■ Dataset rows describing interfaces ■
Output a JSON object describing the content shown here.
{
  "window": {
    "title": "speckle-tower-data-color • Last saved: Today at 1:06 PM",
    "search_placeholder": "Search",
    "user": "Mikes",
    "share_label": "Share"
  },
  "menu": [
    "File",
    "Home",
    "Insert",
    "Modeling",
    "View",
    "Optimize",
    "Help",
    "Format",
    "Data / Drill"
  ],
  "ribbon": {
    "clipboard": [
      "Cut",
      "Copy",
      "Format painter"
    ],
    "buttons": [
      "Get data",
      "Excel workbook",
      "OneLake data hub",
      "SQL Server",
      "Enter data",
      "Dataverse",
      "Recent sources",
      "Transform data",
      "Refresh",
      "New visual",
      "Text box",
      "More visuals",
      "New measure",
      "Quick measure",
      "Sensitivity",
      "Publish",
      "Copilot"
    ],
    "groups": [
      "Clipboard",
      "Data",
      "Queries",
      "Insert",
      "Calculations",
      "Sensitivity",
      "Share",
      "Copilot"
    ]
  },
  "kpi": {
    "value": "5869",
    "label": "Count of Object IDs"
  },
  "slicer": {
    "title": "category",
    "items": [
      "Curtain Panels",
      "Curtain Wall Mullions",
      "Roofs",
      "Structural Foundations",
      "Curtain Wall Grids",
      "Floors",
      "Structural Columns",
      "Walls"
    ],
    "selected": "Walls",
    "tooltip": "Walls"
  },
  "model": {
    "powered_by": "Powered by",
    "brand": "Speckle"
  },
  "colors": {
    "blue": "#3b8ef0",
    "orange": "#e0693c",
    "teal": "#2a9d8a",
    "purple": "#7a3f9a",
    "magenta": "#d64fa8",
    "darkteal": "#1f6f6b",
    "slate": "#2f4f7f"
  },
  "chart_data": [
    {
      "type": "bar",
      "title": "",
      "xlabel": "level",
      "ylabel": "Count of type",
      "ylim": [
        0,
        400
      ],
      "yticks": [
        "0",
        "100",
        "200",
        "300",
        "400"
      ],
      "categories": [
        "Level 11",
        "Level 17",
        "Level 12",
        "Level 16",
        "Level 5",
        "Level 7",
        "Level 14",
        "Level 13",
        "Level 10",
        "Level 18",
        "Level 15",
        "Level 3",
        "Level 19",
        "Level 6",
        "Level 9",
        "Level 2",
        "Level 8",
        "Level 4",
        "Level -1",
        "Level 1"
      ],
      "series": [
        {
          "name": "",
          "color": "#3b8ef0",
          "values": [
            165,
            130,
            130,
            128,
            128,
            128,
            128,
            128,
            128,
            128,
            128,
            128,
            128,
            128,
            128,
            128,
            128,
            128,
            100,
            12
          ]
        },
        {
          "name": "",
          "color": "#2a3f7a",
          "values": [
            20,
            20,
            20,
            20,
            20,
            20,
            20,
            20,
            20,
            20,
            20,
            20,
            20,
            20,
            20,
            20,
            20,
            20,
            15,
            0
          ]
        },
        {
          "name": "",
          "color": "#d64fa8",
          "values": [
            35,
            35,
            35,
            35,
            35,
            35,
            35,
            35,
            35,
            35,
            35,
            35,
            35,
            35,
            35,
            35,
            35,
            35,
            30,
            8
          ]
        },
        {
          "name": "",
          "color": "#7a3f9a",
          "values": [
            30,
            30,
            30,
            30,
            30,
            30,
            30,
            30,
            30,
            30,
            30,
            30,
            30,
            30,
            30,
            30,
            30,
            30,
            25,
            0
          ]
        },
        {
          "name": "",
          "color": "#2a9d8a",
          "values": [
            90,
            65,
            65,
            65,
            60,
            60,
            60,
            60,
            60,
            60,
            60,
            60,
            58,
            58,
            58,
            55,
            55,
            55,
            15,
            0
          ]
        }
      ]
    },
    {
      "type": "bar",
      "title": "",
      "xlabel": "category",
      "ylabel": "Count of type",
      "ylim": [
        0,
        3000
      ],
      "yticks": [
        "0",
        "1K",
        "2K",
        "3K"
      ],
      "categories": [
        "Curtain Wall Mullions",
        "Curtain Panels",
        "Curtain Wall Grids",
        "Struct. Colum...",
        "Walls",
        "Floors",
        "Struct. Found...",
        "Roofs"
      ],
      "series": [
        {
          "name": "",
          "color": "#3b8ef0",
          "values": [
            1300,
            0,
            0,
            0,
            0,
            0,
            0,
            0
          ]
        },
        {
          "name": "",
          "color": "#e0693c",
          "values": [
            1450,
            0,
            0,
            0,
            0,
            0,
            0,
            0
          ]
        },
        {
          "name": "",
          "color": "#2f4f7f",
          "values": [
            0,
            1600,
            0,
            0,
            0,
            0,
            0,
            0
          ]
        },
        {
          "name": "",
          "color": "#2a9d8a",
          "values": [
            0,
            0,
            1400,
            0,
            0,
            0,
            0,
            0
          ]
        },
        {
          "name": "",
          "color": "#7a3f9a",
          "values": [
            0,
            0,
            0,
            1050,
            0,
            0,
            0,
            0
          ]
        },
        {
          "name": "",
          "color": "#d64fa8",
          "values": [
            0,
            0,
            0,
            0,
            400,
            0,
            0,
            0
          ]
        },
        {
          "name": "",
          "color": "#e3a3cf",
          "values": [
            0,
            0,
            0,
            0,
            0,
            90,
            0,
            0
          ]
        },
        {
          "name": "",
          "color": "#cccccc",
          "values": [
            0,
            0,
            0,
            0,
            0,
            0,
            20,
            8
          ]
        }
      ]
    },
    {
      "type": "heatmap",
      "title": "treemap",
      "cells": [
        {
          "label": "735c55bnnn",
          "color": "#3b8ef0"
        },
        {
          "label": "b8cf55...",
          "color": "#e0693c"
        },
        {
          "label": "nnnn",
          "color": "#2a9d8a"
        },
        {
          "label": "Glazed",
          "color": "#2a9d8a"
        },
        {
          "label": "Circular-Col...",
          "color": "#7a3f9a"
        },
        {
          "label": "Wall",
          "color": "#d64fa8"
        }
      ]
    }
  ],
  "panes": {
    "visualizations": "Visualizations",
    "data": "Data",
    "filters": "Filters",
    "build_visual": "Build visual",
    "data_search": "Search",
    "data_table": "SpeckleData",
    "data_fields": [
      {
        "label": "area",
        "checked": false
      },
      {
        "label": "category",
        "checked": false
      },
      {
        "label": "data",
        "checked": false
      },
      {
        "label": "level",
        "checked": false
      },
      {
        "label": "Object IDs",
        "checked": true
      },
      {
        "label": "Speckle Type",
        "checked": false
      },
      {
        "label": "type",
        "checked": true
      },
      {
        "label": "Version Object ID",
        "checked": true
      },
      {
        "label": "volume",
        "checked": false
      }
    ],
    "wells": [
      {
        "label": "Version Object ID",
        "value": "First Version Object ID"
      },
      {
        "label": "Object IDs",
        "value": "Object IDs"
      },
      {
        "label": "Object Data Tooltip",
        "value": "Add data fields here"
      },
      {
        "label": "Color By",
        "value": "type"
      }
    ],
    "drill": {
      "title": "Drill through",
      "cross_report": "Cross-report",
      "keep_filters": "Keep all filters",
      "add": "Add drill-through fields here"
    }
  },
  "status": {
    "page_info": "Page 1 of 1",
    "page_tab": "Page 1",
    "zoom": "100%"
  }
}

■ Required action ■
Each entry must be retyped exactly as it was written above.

■ Output of the exercise ■
Output a JSON object describing the content shown here.
{
  "window": {
    "title": "speckle-tower-data-color • Last saved: Today at 1:06 PM",
    "search_placeholder": "Search",
    "user": "Mikes",
    "share_label": "Share"
  },
  "menu": [
    "File",
    "Home",
    "Insert",
    "Modeling",
    "View",
    "Optimize",
    "Help",
    "Format",
    "Data / Drill"
  ],
  "ribbon": {
    "clipboard": [
      "Cut",
      "Copy",
      "Format painter"
    ],
    "buttons": [
      "Get data",
      "Excel workbook",
      "OneLake data hub",
      "SQL Server",
      "Enter data",
      "Dataverse",
      "Recent sources",
      "Transform data",
      "Refresh",
      "New visual",
      "Text box",
      "More visuals",
      "New measure",
      "Quick measure",
      "Sensitivity",
      "Publish",
      "Copilot"
    ],
    "groups": [
      "Clipboard",
      "Data",
      "Queries",
      "Insert",
      "Calculations",
      "Sensitivity",
      "Share",
      "Copilot"
    ]
  },
  "kpi": {
    "value": "5869",
    "label": "Count of Object IDs"
  },
  "slicer": {
    "title": "category",
    "items": [
      "Curtain Panels",
      "Curtain Wall Mullions",
      "Roofs",
      "Structural Foundations",
      "Curtain Wall Grids",
      "Floors",
      "Structural Columns",
      "Walls"
    ],
    "selected": "Walls",
    "tooltip": "Walls"
  },
  "model": {
    "powered_by": "Powered by",
    "brand": "Speckle"
  },
  "colors": {
    "blue": "#3b8ef0",
    "orange": "#e0693c",
    "teal": "#2a9d8a",
    "purple": "#7a3f9a",
    "magenta": "#d64fa8",
    "darkteal": "#1f6f6b",
    "slate": "#2f4f7f"
  },
  "chart_data": [
    {
      "type": "bar",
      "title": "",
      "xlabel": "level",
      "ylabel": "Count of type",
      "ylim": [
        0,
        400
      ],
      "yticks": [
        "0",
        "100",
        "200",
        "300",
        "400"
      ],
      "categories": [
        "Level 11",
        "Level 17",
        "Level 12",
        "Level 16",
        "Level 5",
        "Level 7",
        "Level 14",
        "Level 13",
        "Level 10",
        "Level 18",
        "Level 15",
        "Level 3",
        "Level 19",
        "Level 6",
        "Level 9",
        "Level 2",
        "Level 8",
        "Level 4",
        "Level -1",
        "Level 1"
      ],
      "series": [
        {
          "name": "",
          "color": "#3b8ef0",
          "values": [
            165,
            130,
            130,
            128,
            128,
            128,
            128,
            128,
            128,
            128,
            128,
            128,
            128,
            128,
            128,
            128,
            128,
            128,
            100,
            12
          ]
        },
        {
          "name": "",
          "color": "#2a3f7a",
          "values": [
            20,
            20,
            20,
            20,
            20,
            20,
            20,
            20,
            20,
            20,
            20,
            20,
            20,
            20,
            20,
            20,
            20,
            20,
            15,
            0
          ]
        },
        {
          "name": "",
          "color": "#d64fa8",
          "values": [
            35,
            35,
            35,
            35,
            35,
            35,
            35,
            35,
            35,
            35,
            35,
            35,
            35,
            35,
            35,
            35,
            35,
            35,
            30,
            8
          ]
        },
        {
          "name": "",
          "color": "#7a3f9a",
          "values": [
            30,
            30,
            30,
            30,
            30,
            30,
            30,
            30,
            30,
            30,
            30,
            30,
            30,
            30,
            30,
            30,
            30,
            30,
            25,
            0
          ]
        },
        {
          "name": "",
          "color": "#2a9d8a",
          "values": [
            90,
            65,
            65,
            65,
            60,
            60,
            60,
            60,
            60,
            60,
            60,
            60,
            58,
            58,
            58,
            55,
            55,
            55,
            15,
            0
          ]
        }
      ]
    },
    {
      "type": "bar",
      "title": "",
      "xlabel": "category",
      "ylabel": "Count of type",
      "ylim": [
        0,
        3000
      ],
      "yticks": [
        "0",
        "1K",
        "2K",
        "3K"
      ],
      "categories": [
        "Curtain Wall Mullions",
        "Curtain Panels",
        "Curtain Wall Grids",
        "Struct. Colum...",
        "Walls",
        "Floors",
        "Struct. Found...",
        "Roofs"
      ],
      "series": [
        {
          "name": "",
          "color": "#3b8ef0",
          "values": [
            1300,
            0,
            0,
            0,
            0,
            0,
            0,
            0
          ]
        },
        {
          "name": "",
          "color": "#e0693c",
          "values": [
            1450,
            0,
            0,
            0,
            0,
            0,
            0,
            0
          ]
        },
        {
          "name": "",
          "color": "#2f4f7f",
          "values": [
            0,
            1600,
            0,
            0,
            0,
            0,
            0,
            0
          ]
        },
        {
          "name": "",
          "color": "#2a9d8a",
          "values": [
            0,
            0,
            1400,
            0,
            0,
            0,
            0,
            0
          ]
        },
        {
          "name": "",
          "color": "#7a3f9a",
          "values": [
            0,
            0,
            0,
            1050,
            0,
            0,
            0,
            0
          ]
        },
        {
          "name": "",
          "color": "#d64fa8",
          "values": [
            0,
            0,
            0,
            0,
            400,
            0,
            0,
            0
          ]
        },
        {
          "name": "",
          "color": "#e3a3cf",
          "values": [
            0,
            0,
            0,
            0,
            0,
            90,
            0,
            0
          ]
        },
        {
          "name": "",
          "color": "#cccccc",
          "values": [
            0,
            0,
            0,
            0,
            0,
            0,
            20,
            8
          ]
        }
      ]
    },
    {
      "type": "heatmap",
      "title": "treemap",
      "cells": [
        {
          "label": "735c55bnnn",
          "color": "#3b8ef0"
        },
        {
          "label": "b8cf55...",
          "color": "#e0693c"
        },
        {
          "label": "nnnn",
          "color": "#2a9d8a"
        },
        {
          "label": "Glazed",
          "color": "#2a9d8a"
        },
        {
          "label": "Circular-Col...",
          "color": "#7a3f9a"
        },
        {
          "label": "Wall",
          "color": "#d64fa8"
        }
      ]
    }
  ],
  "panes": {
    "visualizations": "Visualizations",
    "data": "Data",
    "filters": "Filters",
    "build_visual": "Build visual",
    "data_search": "Search",
    "data_table": "SpeckleData",
    "data_fields": [
      {
        "label": "area",
        "checked": false
      },
      {
        "label": "category",
        "checked": false
      },
      {
        "label": "data",
        "checked": false
      },
      {
        "label": "level",
        "checked": false
      },
      {
        "label": "Object IDs",
        "checked": true
      },
      {
        "label": "Speckle Type",
        "checked": false
      },
      {
        "label": "type",
        "checked": true
      },
      {
        "label": "Version Object ID",
        "checked": true
      },
      {
        "label": "volume",
        "checked": false
      }
    ],
    "wells": [
      {
        "label": "Version Object ID",
        "value": "First Version Object ID"
      },
      {
        "label": "Object IDs",
        "value": "Object IDs"
      },
      {
        "label": "Object Data Tooltip",
        "value": "Add data fields here"
      },
      {
        "label": "Color By",
        "value": "type"
      }
    ],
    "drill": {
      "title": "Drill through",
      "cross_report": "Cross-report",
      "keep_filters": "Keep all filters",
      "add": "Add drill-through fields here"
    }
  },
  "status": {
    "page_info": "Page 1 of 1",
    "page_tab": "Page 1",
    "zoom": "100%"
  }
}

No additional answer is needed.